- _Listed records_
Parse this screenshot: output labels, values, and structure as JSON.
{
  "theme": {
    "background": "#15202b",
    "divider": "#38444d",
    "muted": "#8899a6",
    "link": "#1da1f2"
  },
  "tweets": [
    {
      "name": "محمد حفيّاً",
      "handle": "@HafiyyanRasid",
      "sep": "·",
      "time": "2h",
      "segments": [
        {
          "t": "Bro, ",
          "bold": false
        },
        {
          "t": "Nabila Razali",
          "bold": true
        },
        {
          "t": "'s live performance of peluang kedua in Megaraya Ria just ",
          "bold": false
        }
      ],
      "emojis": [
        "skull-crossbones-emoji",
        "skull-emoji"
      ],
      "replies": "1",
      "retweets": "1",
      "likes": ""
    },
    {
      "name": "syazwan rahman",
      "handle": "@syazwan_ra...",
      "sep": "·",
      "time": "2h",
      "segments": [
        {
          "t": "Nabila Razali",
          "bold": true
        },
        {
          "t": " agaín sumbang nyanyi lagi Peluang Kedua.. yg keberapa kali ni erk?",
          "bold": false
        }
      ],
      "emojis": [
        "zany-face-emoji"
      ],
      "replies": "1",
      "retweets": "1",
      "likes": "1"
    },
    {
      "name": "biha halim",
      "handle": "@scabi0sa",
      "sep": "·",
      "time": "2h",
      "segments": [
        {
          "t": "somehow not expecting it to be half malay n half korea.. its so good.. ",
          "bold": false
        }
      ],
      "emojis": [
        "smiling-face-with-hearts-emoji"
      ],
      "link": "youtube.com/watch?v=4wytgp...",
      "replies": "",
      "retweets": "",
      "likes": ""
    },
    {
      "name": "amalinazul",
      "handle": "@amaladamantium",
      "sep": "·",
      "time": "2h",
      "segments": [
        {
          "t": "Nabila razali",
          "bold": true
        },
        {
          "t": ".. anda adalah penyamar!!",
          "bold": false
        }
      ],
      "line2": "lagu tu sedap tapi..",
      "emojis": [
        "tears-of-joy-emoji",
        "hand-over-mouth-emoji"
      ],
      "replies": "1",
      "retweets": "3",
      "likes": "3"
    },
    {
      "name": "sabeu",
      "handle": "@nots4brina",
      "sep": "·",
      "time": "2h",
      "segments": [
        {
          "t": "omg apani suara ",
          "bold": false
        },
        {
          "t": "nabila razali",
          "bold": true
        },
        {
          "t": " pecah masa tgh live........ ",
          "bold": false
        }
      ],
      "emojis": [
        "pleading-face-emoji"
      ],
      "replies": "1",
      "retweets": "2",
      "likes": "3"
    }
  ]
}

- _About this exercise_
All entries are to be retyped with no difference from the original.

- _Output below_
Parse this screenshot: output labels, values, and structure as JSON.
{
  "theme": {
    "background": "#15202b",
    "divider": "#38444d",
    "muted": "#8899a6",
    "link": "#1da1f2"
  },
  "tweets": [
    {
      "name": "محمد حفيّاً",
      "handle": "@HafiyyanRasid",
      "sep": "·",
      "time": "2h",
      "segments": [
        {
          "t": "Bro, ",
          "bold": false
        },
        {
          "t": "Nabila Razali",
          "bold": true
        },
        {
          "t": "'s live performance of peluang kedua in Megaraya Ria just ",
          "bold": false
        }
      ],
      "emojis": [
        "skull-crossbones-emoji",
        "skull-emoji"
      ],
      "replies": "1",
      "retweets": "1",
      "likes": ""
    },
    {
      "name": "syazwan rahman",
      "handle": "@syazwan_ra...",
      "sep": "·",
      "time": "2h",
      "segments": [
        {
          "t": "Nabila Razali",
          "bold": true
        },
        {
          "t": " agaín sumbang nyanyi lagi Peluang Kedua.. yg keberapa kali ni erk?",
          "bold": false
        }
      ],
      "emojis": [
        "zany-face-emoji"
      ],
      "replies": "1",
      "retweets": "1",
      "likes": "1"
    },
    {
      "name": "biha halim",
      "handle": "@scabi0sa",
      "sep": "·",
      "time": "2h",
      "segments": [
        {
          "t": "somehow not expecting it to be half malay n half korea.. its so good.. ",
          "bold": false
        }
      ],
      "emojis": [
        "smiling-face-with-hearts-emoji"
      ],
      "link": "youtube.com/watch?v=4wytgp...",
      "replies": "",
      "retweets": "",
      "likes": ""
    },
    {
      "name": "amalinazul",
      "handle": "@amaladamantium",
      "sep": "·",
      "time": "2h",
      "segments": [
        {
          "t": "Nabila razali",
          "bold": true
        },
        {
          "t": ".. anda adalah penyamar!!",
          "bold": false
        }
      ],
      "line2": "lagu tu sedap tapi..",
      "emojis": [
        "tears-of-joy-emoji",
        "hand-over-mouth-emoji"
      ],
      "replies": "1",
      "retweets": "3",
      "likes": "3"
    },
    {
      "name": "sabeu",
      "handle": "@nots4brina",
      "sep": "·",
      "time": "2h",
      "segments": [
        {
          "t": "omg apani suara ",
          "bold": false
        },
        {
          "t": "nabila razali",
          "bold": true
        },
        {
          "t": " pecah masa tgh live........ ",
          "bold": false
        }
      ],
      "emojis": [
        "pleading-face-emoji"
      ],
      "replies": "1",
      "retweets": "2",
      "likes": "3"
    }
  ]
}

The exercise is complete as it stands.